How often is it normal for parents to argue?
A new study shows that parents argue with their kids on average 6 times a day, totaling 48 minutes daily. Add that up and that’s on average 42 arguments a week, and 182 a month! Even more surprising is that works out to an average of 2,184 arguments with your kids a year.
How does constant arguing affect a child?
Infants, children and adolescents can show signs of disrupted early brain development, sleep disturbance, anxiety, depression, conduct disorder and other serious problems as a result of living with severe or chronic inter-parental conflict.
Why do I cry when I argue with my parents?
“As such, we often communicate anger in a diluted way, and crying is one way to dilute our anger,” she said. “We might fear, rightly so, how others will respond to our anger, as it could lead to rejection, loss or even violence.”
Is it normal for parents to argue everyday?
Cummings confirms: “Conflict is a normal part of everyday experience, so it’s not whether parents fight that is important.
How do you stop your parents from fighting?
Try to control your nerves, as much as possible, and try not to direct too much criticism their way. They’re your parents at the end of the day, just try to pamper them and be kind. Breathe in deeply, take a minute alone to calm down and stay balanced before you respond or act.
What to say when your parents are arguing?

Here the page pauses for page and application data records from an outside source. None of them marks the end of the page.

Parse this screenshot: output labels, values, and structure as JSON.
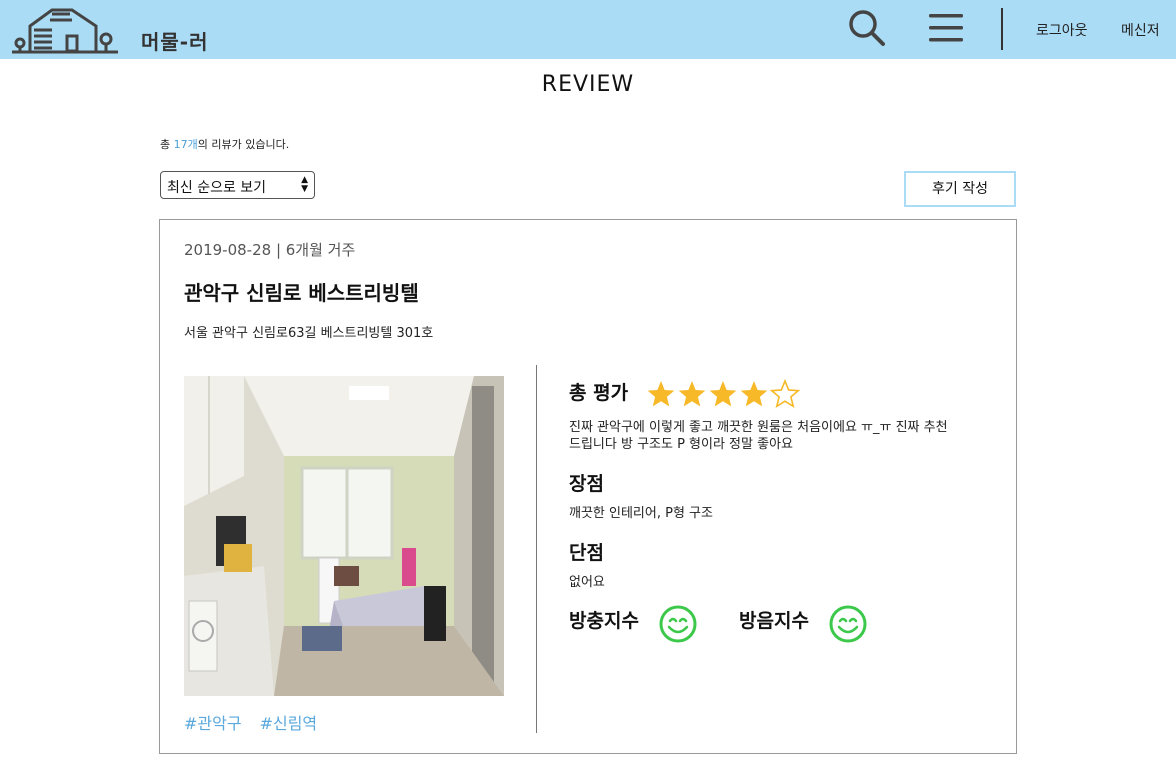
{
  "header": {
    "brand": "머물-러",
    "logout_label": "로그아웃",
    "messenger_label": "메신저",
    "icons": [
      "house-logo-icon",
      "search-icon",
      "hamburger-menu-icon"
    ]
  },
  "page": {
    "title": "REVIEW",
    "count_prefix": "총 ",
    "count_value": "17개",
    "count_suffix": "의 리뷰가 있습니다.",
    "sort_selected": "최신 순으로 보기",
    "write_button": "후기 작성"
  },
  "review": {
    "date_stay": "2019-08-28 | 6개월 거주",
    "building": "관악구 신림로 베스트리빙텔",
    "address": "서울 관악구 신림로63길 베스트리빙텔 301호",
    "tags": [
      "#관악구",
      "#신림역"
    ],
    "overall_label": "총 평가",
    "rating": 4,
    "rating_max": 5,
    "overall_text_1": "진짜 관악구에 이렇게 좋고 깨끗한 원룸은 처음이에요 ㅠ_ㅠ 진짜 추천",
    "overall_text_2": "드립니다 방 구조도 P 형이라 정말 좋아요",
    "pros_label": "장점",
    "pros_text": "깨끗한 인테리어, P형 구조",
    "cons_label": "단점",
    "cons_text": "없어요",
    "insulation_label": "방충지수",
    "noise_label": "방음지수",
    "insulation_face": "smile-face-icon",
    "noise_face": "smile-face-icon"
  },
  "colors": {
    "header_bg": "#abdcf5",
    "star": "#f7b928",
    "accent_link": "#5aa8dc",
    "face": "#3cc84a"
  }
}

When your parents argue, the best thing to do is to stay out of the argument. For instance, go somewhere else in the house, or go outside. It’s their fight, and it is not your job to be an arbitrator or referee! After things have calmed down, tell your parents how much their arguing upsets you.
Does yelling damage your child?
New research suggests that yelling at kids can be just as harmful as hitting them; in the two-year study, effects from harsh physical and verbal discipline were found to be frighteningly similar. A child who is yelled at is more likely to exhibit problem behavior, thereby eliciting more yelling.
What does arguing in front of a child do?
“Research supports that depression, anxiety rule breaking and aggression can be a behavior of a child who experiences his parents as disagreeing regularly,” Whatley says. Arguing in front of a child can be incredibly damaging to their psyche, as it creates a sense of instability and insecurity.